So what does this mean for holidays and city breaks over the next month or two?
Here’s everything we know so far.
What are the current Covid-related restrictions?
As of 19 December, the Netherlands is back in a nationwide lockdown.
Prime Minister Mark Rutte announced the measures on Saturday 18 December, saying a full lockdown was “inevitable with the fifth wave and with Omicron spreading even faster than we had feared.
“Omicron is forcing us to limit our number of contacts as quickly as possible, and as much as possible, which is why the Netherlands will be locked [down],” he added.
Bars, restaurants and non-essential shops – along with theatres, cinemas and cultural venues – will be shut down from 19 December until 14 January, while schools will be closed until 9 January.
Dutch locals are allowed four guests into each household on Christmas Day and New Year’s Eve, while visitors are capped at two people for every other day of the lockdown.

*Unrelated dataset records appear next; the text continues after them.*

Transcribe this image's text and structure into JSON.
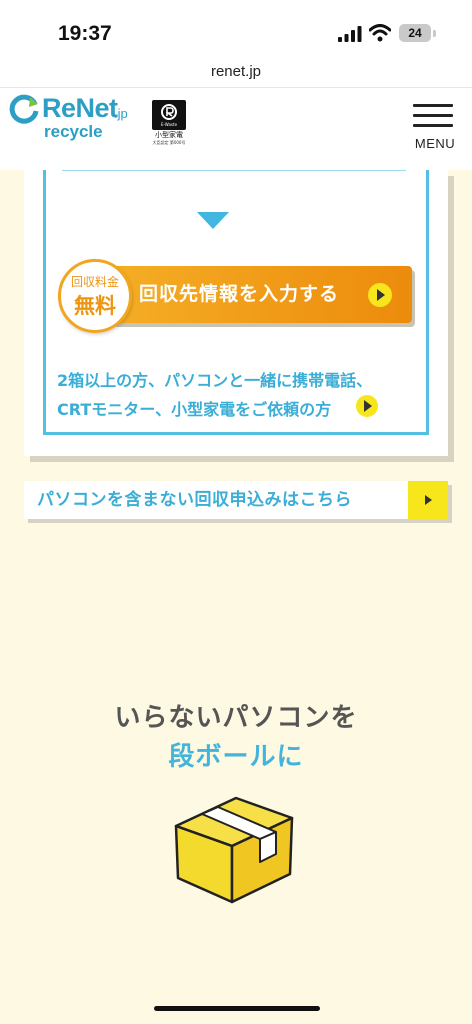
{
  "status_bar": {
    "time": "19:37",
    "battery": "24"
  },
  "browser": {
    "url": "renet.jp"
  },
  "header": {
    "logo_name": "ReNet",
    "logo_suffix": ".jp",
    "logo_sub": "recycle",
    "badge_label": "小型家電",
    "badge_tag": "E-Waste",
    "badge_small": "大臣認定 第000号",
    "menu_label": "MENU"
  },
  "card": {
    "free_badge_small": "回収料金",
    "free_badge_big": "無料",
    "cta_label": "回収先情報を入力する",
    "note_line1": "2箱以上の方、パソコンと一緒に携帯電話、",
    "note_line2": "CRTモニター、小型家電をご依頼の方"
  },
  "secondary_link": {
    "label": "パソコンを含まない回収申込みはこちら"
  },
  "section": {
    "headline_line1": "いらないパソコンを",
    "headline_line2": "段ボールに"
  },
  "colors": {
    "accent": "#3aaed6",
    "cta_start": "#f6b127",
    "cta_end": "#ec8b0c",
    "highlight": "#f7e61c",
    "background": "#fdf9e2"
  },
  "icons": [
    "signal-icon",
    "wifi-icon",
    "battery-icon",
    "renet-logo-icon",
    "e-waste-badge-icon",
    "hamburger-menu-icon",
    "down-triangle-icon",
    "arrow-right-icon",
    "cardboard-box-icon"
  ]
}
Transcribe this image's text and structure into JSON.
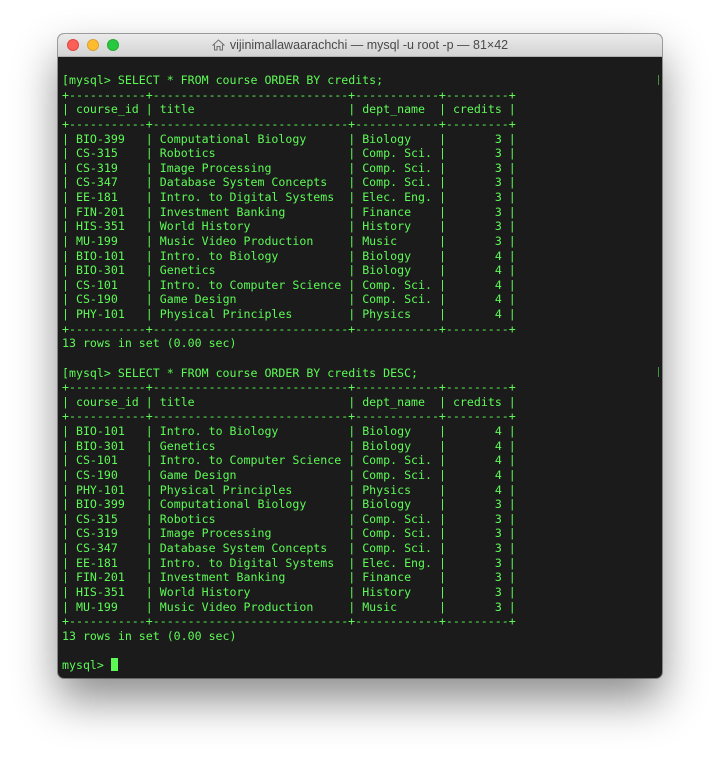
{
  "window": {
    "title": "vijinimallawaarachchi — mysql -u root -p — 81×42"
  },
  "terminal": {
    "prompt": "mysql> ",
    "query1": {
      "prefix": "[",
      "command": "SELECT * FROM course ORDER BY credits;"
    },
    "query2": {
      "prefix": "[",
      "command": "SELECT * FROM course ORDER BY credits DESC;"
    },
    "table1": {
      "columns": [
        "course_id",
        "title",
        "dept_name",
        "credits"
      ],
      "rows": [
        [
          "BIO-399",
          "Computational Biology",
          "Biology",
          "3"
        ],
        [
          "CS-315",
          "Robotics",
          "Comp. Sci.",
          "3"
        ],
        [
          "CS-319",
          "Image Processing",
          "Comp. Sci.",
          "3"
        ],
        [
          "CS-347",
          "Database System Concepts",
          "Comp. Sci.",
          "3"
        ],
        [
          "EE-181",
          "Intro. to Digital Systems",
          "Elec. Eng.",
          "3"
        ],
        [
          "FIN-201",
          "Investment Banking",
          "Finance",
          "3"
        ],
        [
          "HIS-351",
          "World History",
          "History",
          "3"
        ],
        [
          "MU-199",
          "Music Video Production",
          "Music",
          "3"
        ],
        [
          "BIO-101",
          "Intro. to Biology",
          "Biology",
          "4"
        ],
        [
          "BIO-301",
          "Genetics",
          "Biology",
          "4"
        ],
        [
          "CS-101",
          "Intro. to Computer Science",
          "Comp. Sci.",
          "4"
        ],
        [
          "CS-190",
          "Game Design",
          "Comp. Sci.",
          "4"
        ],
        [
          "PHY-101",
          "Physical Principles",
          "Physics",
          "4"
        ]
      ],
      "summary": "13 rows in set (0.00 sec)"
    },
    "table2": {
      "columns": [
        "course_id",
        "title",
        "dept_name",
        "credits"
      ],
      "rows": [
        [
          "BIO-101",
          "Intro. to Biology",
          "Biology",
          "4"
        ],
        [
          "BIO-301",
          "Genetics",
          "Biology",
          "4"
        ],
        [
          "CS-101",
          "Intro. to Computer Science",
          "Comp. Sci.",
          "4"
        ],
        [
          "CS-190",
          "Game Design",
          "Comp. Sci.",
          "4"
        ],
        [
          "PHY-101",
          "Physical Principles",
          "Physics",
          "4"
        ],
        [
          "BIO-399",
          "Computational Biology",
          "Biology",
          "3"
        ],
        [
          "CS-315",
          "Robotics",
          "Comp. Sci.",
          "3"
        ],
        [
          "CS-319",
          "Image Processing",
          "Comp. Sci.",
          "3"
        ],
        [
          "CS-347",
          "Database System Concepts",
          "Comp. Sci.",
          "3"
        ],
        [
          "EE-181",
          "Intro. to Digital Systems",
          "Elec. Eng.",
          "3"
        ],
        [
          "FIN-201",
          "Investment Banking",
          "Finance",
          "3"
        ],
        [
          "HIS-351",
          "World History",
          "History",
          "3"
        ],
        [
          "MU-199",
          "Music Video Production",
          "Music",
          "3"
        ]
      ],
      "summary": "13 rows in set (0.00 sec)"
    }
  },
  "colors": {
    "terminal_text": "#5dfa56",
    "terminal_background": "#1b1b1b",
    "close": "#fc5f57",
    "minimize": "#fdbc2e",
    "maximize": "#28c840"
  },
  "icons": {
    "title": "home-icon"
  }
}
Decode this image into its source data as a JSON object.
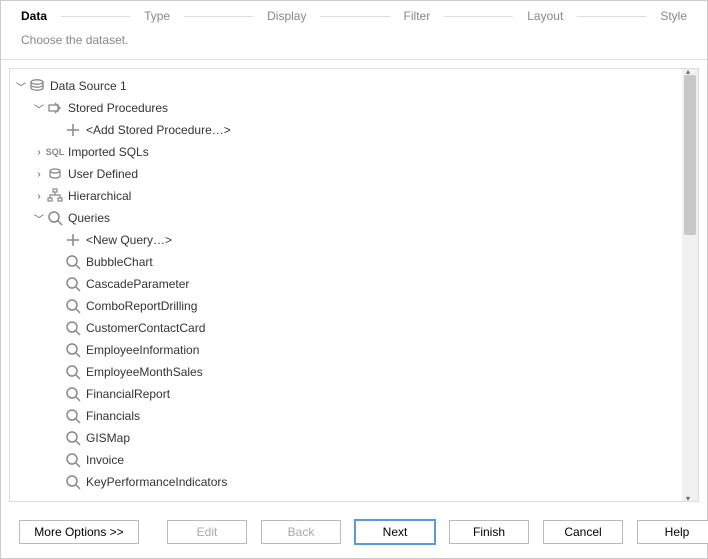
{
  "steps": {
    "active_index": 0,
    "items": [
      "Data",
      "Type",
      "Display",
      "Filter",
      "Layout",
      "Style"
    ]
  },
  "subtitle": "Choose the dataset.",
  "tree": {
    "root_label": "Data Source 1",
    "stored_procedures_label": "Stored Procedures",
    "add_stored_procedure_label": "<Add Stored Procedure…>",
    "imported_sqls_label": "Imported SQLs",
    "imported_sqls_badge": "SQL",
    "user_defined_label": "User Defined",
    "hierarchical_label": "Hierarchical",
    "queries_label": "Queries",
    "new_query_label": "<New Query…>",
    "queries": [
      "BubbleChart",
      "CascadeParameter",
      "ComboReportDrilling",
      "CustomerContactCard",
      "EmployeeInformation",
      "EmployeeMonthSales",
      "FinancialReport",
      "Financials",
      "GISMap",
      "Invoice",
      "KeyPerformanceIndicators"
    ]
  },
  "buttons": {
    "more": "More Options >>",
    "edit": "Edit",
    "back": "Back",
    "next": "Next",
    "finish": "Finish",
    "cancel": "Cancel",
    "help": "Help"
  }
}
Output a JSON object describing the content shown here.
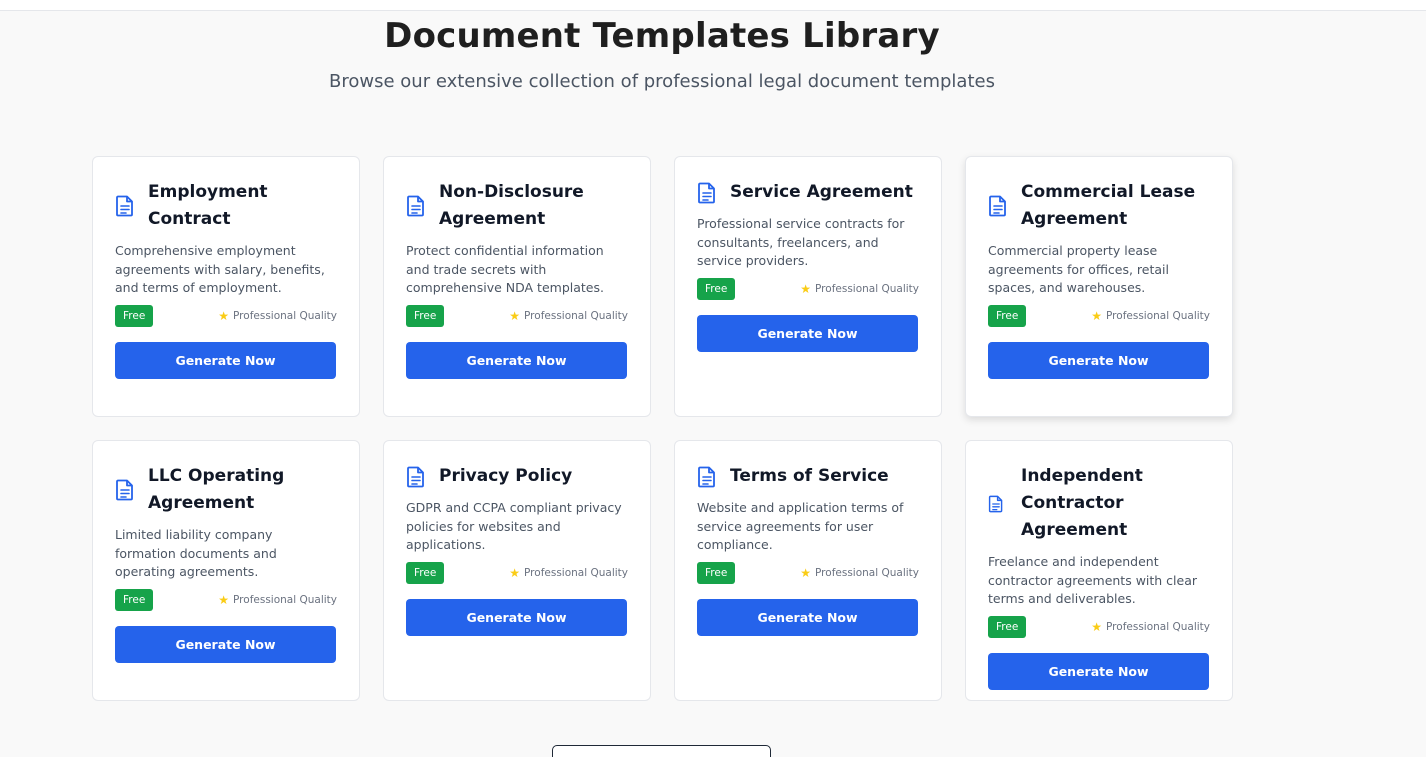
{
  "header": {
    "title": "Document Templates Library",
    "subtitle": "Browse our extensive collection of professional legal document templates"
  },
  "colors": {
    "primary_button": "#2563eb",
    "free_badge": "#16a34a",
    "star": "#facc15",
    "icon": "#2563eb"
  },
  "templates": [
    {
      "title": "Employment Contract",
      "description": "Comprehensive employment agreements with salary, benefits, and terms of employment.",
      "badge": "Free",
      "quality": "Professional Quality",
      "button": "Generate Now",
      "icon": "document-icon"
    },
    {
      "title": "Non-Disclosure Agreement",
      "description": "Protect confidential information and trade secrets with comprehensive NDA templates.",
      "badge": "Free",
      "quality": "Professional Quality",
      "button": "Generate Now",
      "icon": "document-icon"
    },
    {
      "title": "Service Agreement",
      "description": "Professional service contracts for consultants, freelancers, and service providers.",
      "badge": "Free",
      "quality": "Professional Quality",
      "button": "Generate Now",
      "icon": "document-icon"
    },
    {
      "title": "Commercial Lease Agreement",
      "description": "Commercial property lease agreements for offices, retail spaces, and warehouses.",
      "badge": "Free",
      "quality": "Professional Quality",
      "button": "Generate Now",
      "icon": "document-icon"
    },
    {
      "title": "LLC Operating Agreement",
      "description": "Limited liability company formation documents and operating agreements.",
      "badge": "Free",
      "quality": "Professional Quality",
      "button": "Generate Now",
      "icon": "document-icon"
    },
    {
      "title": "Privacy Policy",
      "description": "GDPR and CCPA compliant privacy policies for websites and applications.",
      "badge": "Free",
      "quality": "Professional Quality",
      "button": "Generate Now",
      "icon": "document-icon"
    },
    {
      "title": "Terms of Service",
      "description": "Website and application terms of service agreements for user compliance.",
      "badge": "Free",
      "quality": "Professional Quality",
      "button": "Generate Now",
      "icon": "document-icon"
    },
    {
      "title": "Independent Contractor Agreement",
      "description": "Freelance and independent contractor agreements with clear terms and deliverables.",
      "badge": "Free",
      "quality": "Professional Quality",
      "button": "Generate Now",
      "icon": "document-icon"
    }
  ]
}
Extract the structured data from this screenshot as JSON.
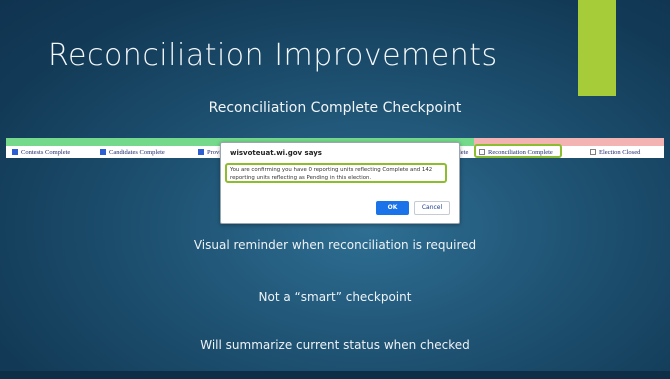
{
  "slide": {
    "title": "Reconciliation Improvements",
    "subtitle": "Reconciliation Complete Checkpoint",
    "accent_color": "#a6cd39"
  },
  "checkpoints": {
    "items": [
      {
        "label": "Contests Complete",
        "checked": true
      },
      {
        "label": "Candidates Complete",
        "checked": true
      },
      {
        "label": "Provi",
        "checked": true
      },
      {
        "label": "lete",
        "checked": false
      },
      {
        "label": "Reconciliation Complete",
        "checked": false
      },
      {
        "label": "Election Closed",
        "checked": false
      }
    ],
    "complete_color": "#74d98a",
    "pending_color": "#f3b3b3"
  },
  "dialog": {
    "title": "wisvoteuat.wi.gov says",
    "message": "You are confirming you have 0 reporting units reflecting Complete and 142 reporting units reflecting as Pending in this election.",
    "ok_label": "OK",
    "cancel_label": "Cancel"
  },
  "points": [
    "Visual reminder when reconciliation is required",
    "Not a “smart” checkpoint",
    "Will summarize current status when checked"
  ]
}
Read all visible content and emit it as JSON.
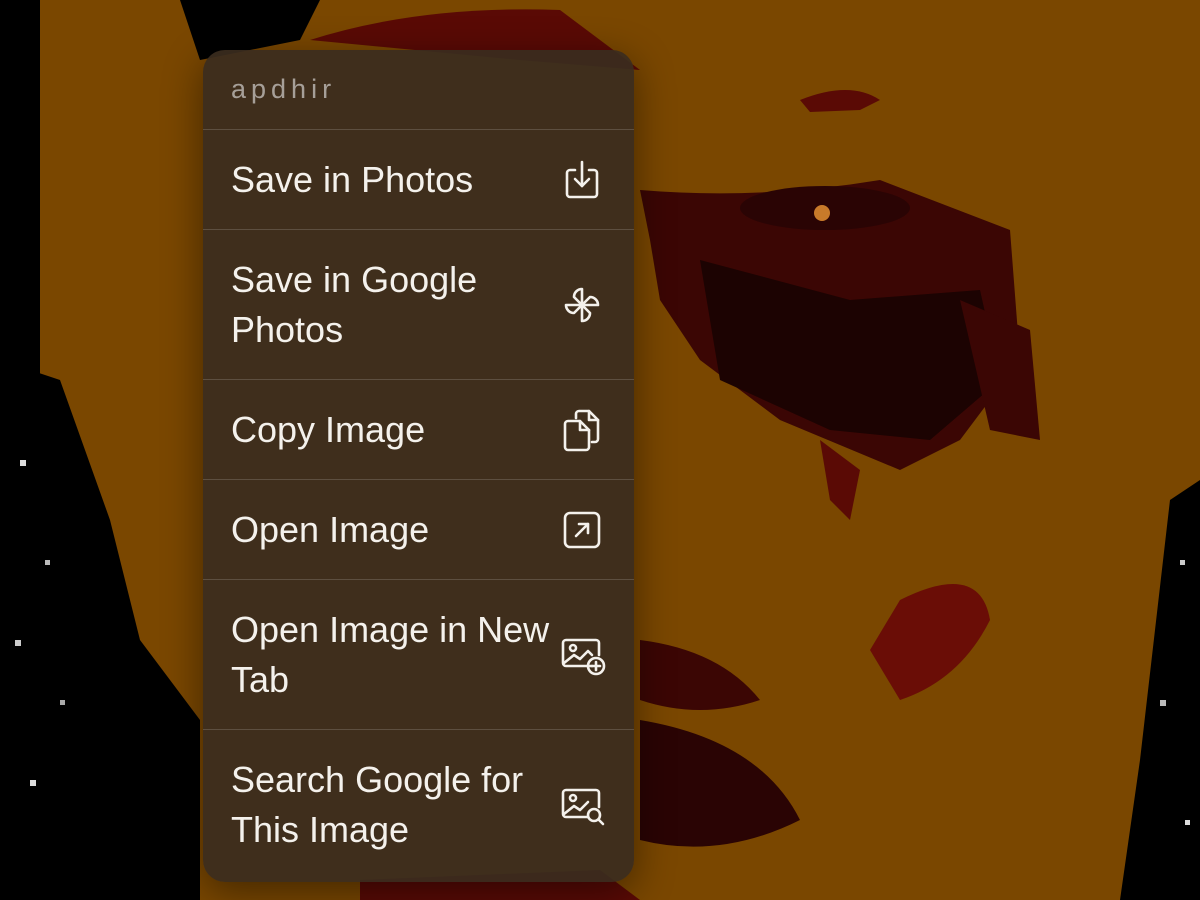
{
  "menu": {
    "title": "apdhir",
    "items": [
      {
        "label": "Save in Photos",
        "icon": "save-download-icon"
      },
      {
        "label": "Save in Google Photos",
        "icon": "google-photos-pinwheel-icon"
      },
      {
        "label": "Copy Image",
        "icon": "copy-document-icon"
      },
      {
        "label": "Open Image",
        "icon": "open-external-arrow-icon"
      },
      {
        "label": "Open Image in New Tab",
        "icon": "image-plus-icon"
      },
      {
        "label": "Search Google for This Image",
        "icon": "image-search-icon"
      }
    ]
  },
  "colors": {
    "background_orange": "#7a4700",
    "background_dark_red": "#5a0a05",
    "background_black": "#000000",
    "menu_background": "#3a2c1e",
    "menu_text": "#f4f1ec",
    "menu_header_text": "#9a948d"
  }
}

The maximum group size for people meeting outdoors is two, unless a larger group such as a family lives at the same address.
While tourists are not banned from entering the Netherlands, this will be a major hit to leisure breaks and holidays, with tourists unable to go out for meals or enjoy many of the country’s top attractions as normal.
Tourism advice on the Netherlands’ government website reads: “The current advice is to stay at home as much as possible. If you decide to go on a short holiday or a family visit in the Netherlands, avoid crowds and follow the basic rules. Visits should be limited to one per day, and the maximum number of visitors to four.”
What are the entry requirements for the Netherlands when travelling from the UK?
For vaccinated travellers:
Fully vaccinated travellers can enter the country, but from 22 December, they will have to enter into a 10-day self-isolation period after arrival.
This can be reduced by taking a test on day five – if the result comes back negative, you will be released from quarantine early.
“From 22 December, all travellers from the UK, irrespective of their vaccination status or possession of a negative test, must undergo 10 days’ home quarantine upon arrival. This period can be reduced to five days if the traveller receives a negative test result from the Dutch authorities (GGD) on Day five,” reads the current Foreign Office advice.
Double-jabbed travellers must also have a negative Covid test result to show on arrival, along with their proof of vaccination.
This can be:
- a negative PCR test result based on a sample collected no more than 48 hours before departure, or
- a negative antigen test result based on a sample collected no more than 24 hours before departure
You are considered fully vaccinated in the Netherlands two weeks after your second vaccination dose (or four weeks after the Johnson & Johnson vaccine).
When you emerge from isolation, you will will be subject to the same lockdown rules as locals until at least 14 January.
These include not being able to dine out or visit attractions, and only being able to visit friends in groups of two – or meet up with someone from another household outdoors, on a one-on-one basis.
The self-isolation rule is based on the UK being on the Netherlands’ list of “very high risk areas”, so rules may ease at short notice if the country is removed from that list.
For unvaccinated or partly vaccinated travellers:
Travellers who have not been fully vaccinated will need an essential reason to enter the Netherlands from 22 December.
A list of essential reasons for non-double-jabbed travellers can be found here.
If an unvaccinated traveller is deemed to have an essential reason, they will also need to self-isolate for 10 days on arrival and abide by the local Covid restrictions.
Unvaccinated people with an essential reason to enter must also fill in a quarantine declaration form and take a Covid test on the day they arrive, and again on day five after arrival.
Are there any other rules on the ground?
Non-essential services such as clothing shops, hairdressers, as well as museums, the hospitality industry and indoor gyms are closed. Essential services such as supermarkets and chemists are open, but will close at 8pm.
In terms of moving around, face masks must be worn on public transport, in stations and on platforms by those aged 13 and over. If you do not wear a face mask as directed, you may be fined €95 (£81).
You must also keep 1.5 metres away from other people in public areas.
Children under the age of 13 are not required to wear a face mask.
How long will the restrictions last?
The lockdown is set to run from 18 December until at least 14 January.
The lockdown comes on top of existing restrictions that have been in place since 28 November – beforehand, bars, restaurants, and other public meeting places such as theatres and cinemas were forced to close at 5pm, a measure the government may revert to in January.
The lockdown rules are likely to be reviewed the week before the prospective end date, with ministers deciding if the strain on the country’s health system has been sufficiently eased before deciding whether to end or extend the rules.